[Start of section]
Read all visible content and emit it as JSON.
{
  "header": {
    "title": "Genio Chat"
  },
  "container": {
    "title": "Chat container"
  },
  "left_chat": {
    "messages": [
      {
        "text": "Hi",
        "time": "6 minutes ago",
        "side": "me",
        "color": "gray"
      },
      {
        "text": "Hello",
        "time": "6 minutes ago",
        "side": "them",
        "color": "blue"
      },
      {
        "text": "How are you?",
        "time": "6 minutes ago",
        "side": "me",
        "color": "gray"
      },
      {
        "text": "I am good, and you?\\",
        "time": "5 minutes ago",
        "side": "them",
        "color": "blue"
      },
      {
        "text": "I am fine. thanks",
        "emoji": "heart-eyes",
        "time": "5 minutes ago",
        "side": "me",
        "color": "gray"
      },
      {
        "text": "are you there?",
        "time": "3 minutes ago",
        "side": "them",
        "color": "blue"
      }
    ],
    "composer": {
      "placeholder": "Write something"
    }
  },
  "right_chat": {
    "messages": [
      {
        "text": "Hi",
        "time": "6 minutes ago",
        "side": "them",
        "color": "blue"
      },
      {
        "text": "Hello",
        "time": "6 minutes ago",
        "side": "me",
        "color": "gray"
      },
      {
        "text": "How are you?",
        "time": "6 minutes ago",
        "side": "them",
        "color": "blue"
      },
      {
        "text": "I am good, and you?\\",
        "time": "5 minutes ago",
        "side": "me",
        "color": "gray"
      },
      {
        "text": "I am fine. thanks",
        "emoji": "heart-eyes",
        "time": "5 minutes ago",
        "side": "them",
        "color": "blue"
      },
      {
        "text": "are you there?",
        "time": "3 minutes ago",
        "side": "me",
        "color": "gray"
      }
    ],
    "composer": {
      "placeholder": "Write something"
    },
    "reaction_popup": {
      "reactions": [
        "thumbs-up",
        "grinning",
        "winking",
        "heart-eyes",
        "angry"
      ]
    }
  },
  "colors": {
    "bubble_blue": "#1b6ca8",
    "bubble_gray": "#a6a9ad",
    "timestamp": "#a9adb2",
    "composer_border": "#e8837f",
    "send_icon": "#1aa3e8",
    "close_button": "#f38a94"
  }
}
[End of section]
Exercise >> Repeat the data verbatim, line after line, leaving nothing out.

Output >>
Read all visible content and emit it as JSON.
{
  "header": {
    "title": "Genio Chat"
  },
  "container": {
    "title": "Chat container"
  },
  "left_chat": {
    "messages": [
      {
        "text": "Hi",
        "time": "6 minutes ago",
        "side": "me",
        "color": "gray"
      },
      {
        "text": "Hello",
        "time": "6 minutes ago",
        "side": "them",
        "color": "blue"
      },
      {
        "text": "How are you?",
        "time": "6 minutes ago",
        "side": "me",
        "color": "gray"
      },
      {
        "text": "I am good, and you?\\",
        "time": "5 minutes ago",
        "side": "them",
        "color": "blue"
      },
      {
        "text": "I am fine. thanks",
        "emoji": "heart-eyes",
        "time": "5 minutes ago",
        "side": "me",
        "color": "gray"
      },
      {
        "text": "are you there?",
        "time": "3 minutes ago",
        "side": "them",
        "color": "blue"
      }
    ],
    "composer": {
      "placeholder": "Write something"
    }
  },
  "right_chat": {
    "messages": [
      {
        "text": "Hi",
        "time": "6 minutes ago",
        "side": "them",
        "color": "blue"
      },
      {
        "text": "Hello",
        "time": "6 minutes ago",
        "side": "me",
        "color": "gray"
      },
      {
        "text": "How are you?",
        "time": "6 minutes ago",
        "side": "them",
        "color": "blue"
      },
      {
        "text": "I am good, and you?\\",
        "time": "5 minutes ago",
        "side": "me",
        "color": "gray"
      },
      {
        "text": "I am fine. thanks",
        "emoji": "heart-eyes",
        "time": "5 minutes ago",
        "side": "them",
        "color": "blue"
      },
      {
        "text": "are you there?",
        "time": "3 minutes ago",
        "side": "me",
        "color": "gray"
      }
    ],
    "composer": {
      "placeholder": "Write something"
    },
    "reaction_popup": {
      "reactions": [
        "thumbs-up",
        "grinning",
        "winking",
        "heart-eyes",
        "angry"
      ]
    }
  },
  "colors": {
    "bubble_blue": "#1b6ca8",
    "bubble_gray": "#a6a9ad",
    "timestamp": "#a9adb2",
    "composer_border": "#e8837f",
    "send_icon": "#1aa3e8",
    "close_button": "#f38a94"
  }
}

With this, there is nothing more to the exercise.